* [Web page and app entries]:
++++++

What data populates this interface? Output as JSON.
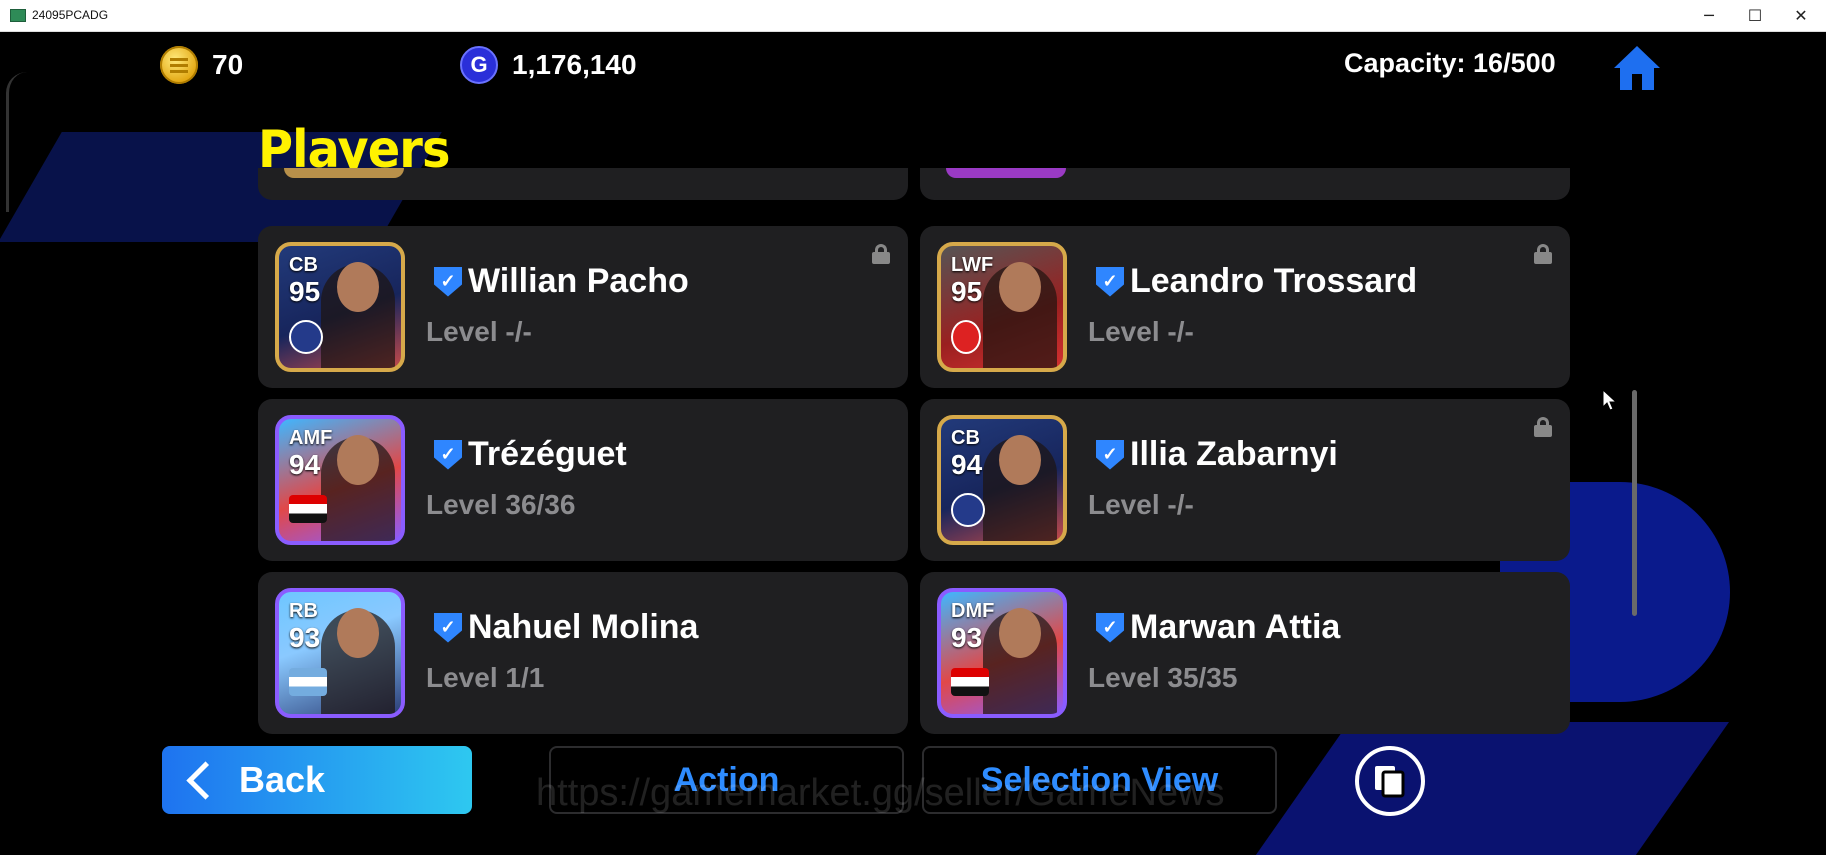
{
  "window": {
    "title": "24095PCADG",
    "controls": {
      "minimize": "─",
      "maximize": "☐",
      "close": "✕"
    }
  },
  "hud": {
    "coins": "70",
    "gp": "1,176,140",
    "gp_icon_letter": "G",
    "capacity": "Capacity: 16/500",
    "icons": {
      "coins": "ecoin-icon",
      "gp": "gp-icon",
      "home": "home-icon"
    }
  },
  "page": {
    "title": "Players"
  },
  "players": [
    {
      "position": "CB",
      "rating": "95",
      "name": "Willian Pacho",
      "level": "Level -/-",
      "locked": true,
      "card_style": "gold"
    },
    {
      "position": "LWF",
      "rating": "95",
      "name": "Leandro Trossard",
      "level": "Level -/-",
      "locked": true,
      "card_style": "gold-red"
    },
    {
      "position": "AMF",
      "rating": "94",
      "name": "Trézéguet",
      "level": "Level 36/36",
      "locked": false,
      "card_style": "epic"
    },
    {
      "position": "CB",
      "rating": "94",
      "name": "Illia Zabarnyi",
      "level": "Level -/-",
      "locked": true,
      "card_style": "gold"
    },
    {
      "position": "RB",
      "rating": "93",
      "name": "Nahuel Molina",
      "level": "Level 1/1",
      "locked": false,
      "card_style": "epic-blue"
    },
    {
      "position": "DMF",
      "rating": "93",
      "name": "Marwan Attia",
      "level": "Level 35/35",
      "locked": false,
      "card_style": "epic"
    }
  ],
  "footer": {
    "back_label": "Back",
    "action_label": "Action",
    "selection_view_label": "Selection View"
  },
  "watermark": "https://gamemarket.gg/seller/GameNews",
  "colors": {
    "title_yellow": "#fff200",
    "accent_blue": "#2e8cff",
    "card_bg": "#1f1f21",
    "verified_badge": "#2f86ff"
  }
}
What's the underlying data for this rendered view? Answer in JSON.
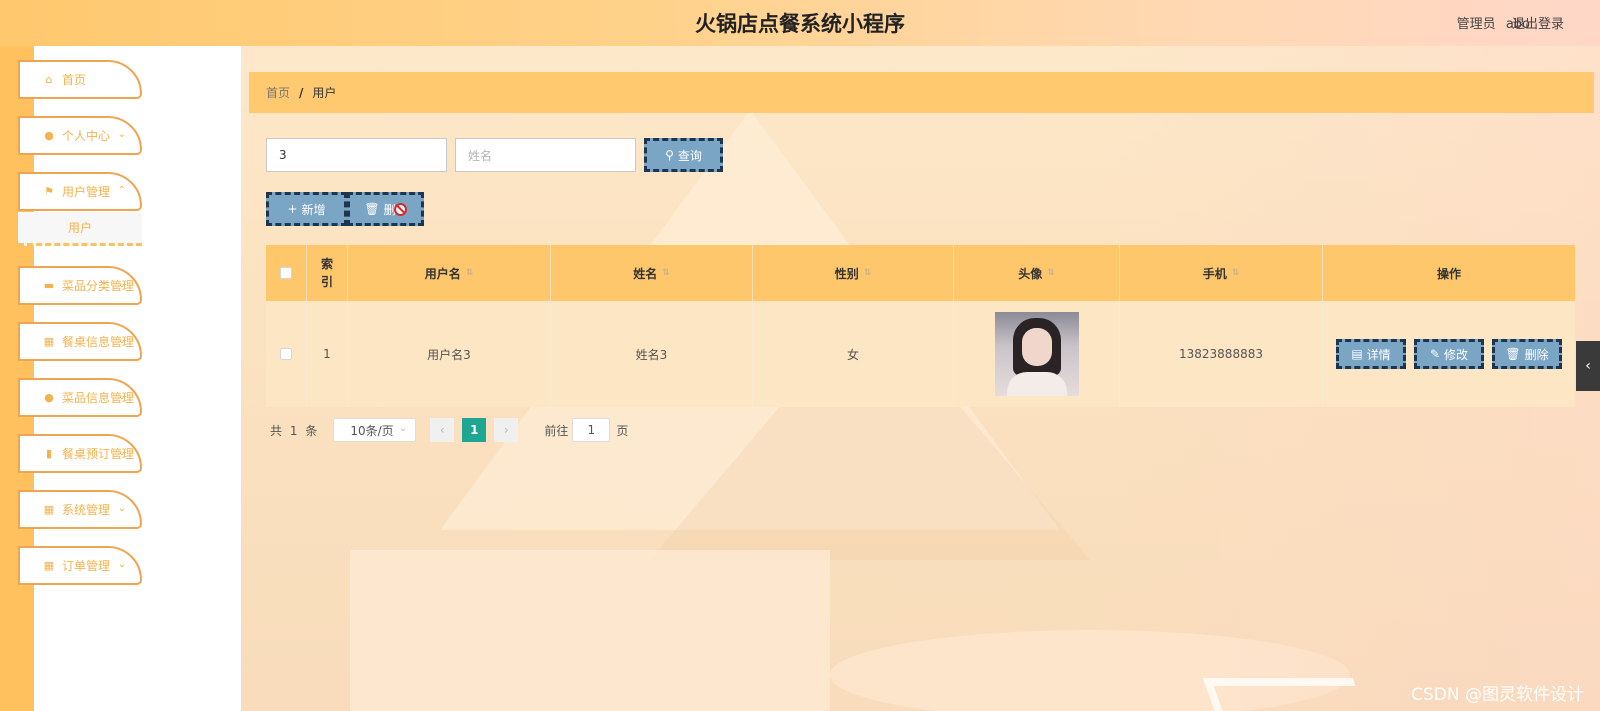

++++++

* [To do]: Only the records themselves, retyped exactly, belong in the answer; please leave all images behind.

* [Exercise result]:
What data populates this interface? Output as JSON.
{
  "window": {
    "title": "24095PCADG",
    "controls": {
      "minimize": "─",
      "maximize": "☐",
      "close": "✕"
    }
  },
  "hud": {
    "coins": "70",
    "gp": "1,176,140",
    "gp_icon_letter": "G",
    "capacity": "Capacity: 16/500",
    "icons": {
      "coins": "ecoin-icon",
      "gp": "gp-icon",
      "home": "home-icon"
    }
  },
  "page": {
    "title": "Players"
  },
  "players": [
    {
      "position": "CB",
      "rating": "95",
      "name": "Willian Pacho",
      "level": "Level -/-",
      "locked": true,
      "card_style": "gold"
    },
    {
      "position": "LWF",
      "rating": "95",
      "name": "Leandro Trossard",
      "level": "Level -/-",
      "locked": true,
      "card_style": "gold-red"
    },
    {
      "position": "AMF",
      "rating": "94",
      "name": "Trézéguet",
      "level": "Level 36/36",
      "locked": false,
      "card_style": "epic"
    },
    {
      "position": "CB",
      "rating": "94",
      "name": "Illia Zabarnyi",
      "level": "Level -/-",
      "locked": true,
      "card_style": "gold"
    },
    {
      "position": "RB",
      "rating": "93",
      "name": "Nahuel Molina",
      "level": "Level 1/1",
      "locked": false,
      "card_style": "epic-blue"
    },
    {
      "position": "DMF",
      "rating": "93",
      "name": "Marwan Attia",
      "level": "Level 35/35",
      "locked": false,
      "card_style": "epic"
    }
  ],
  "footer": {
    "back_label": "Back",
    "action_label": "Action",
    "selection_view_label": "Selection View"
  },
  "watermark": "https://gamemarket.gg/seller/GameNews",
  "colors": {
    "title_yellow": "#fff200",
    "accent_blue": "#2e8cff",
    "card_bg": "#1f1f21",
    "verified_badge": "#2f86ff"
  }
}
What's the underlying data for this rendered view? Answer in JSON.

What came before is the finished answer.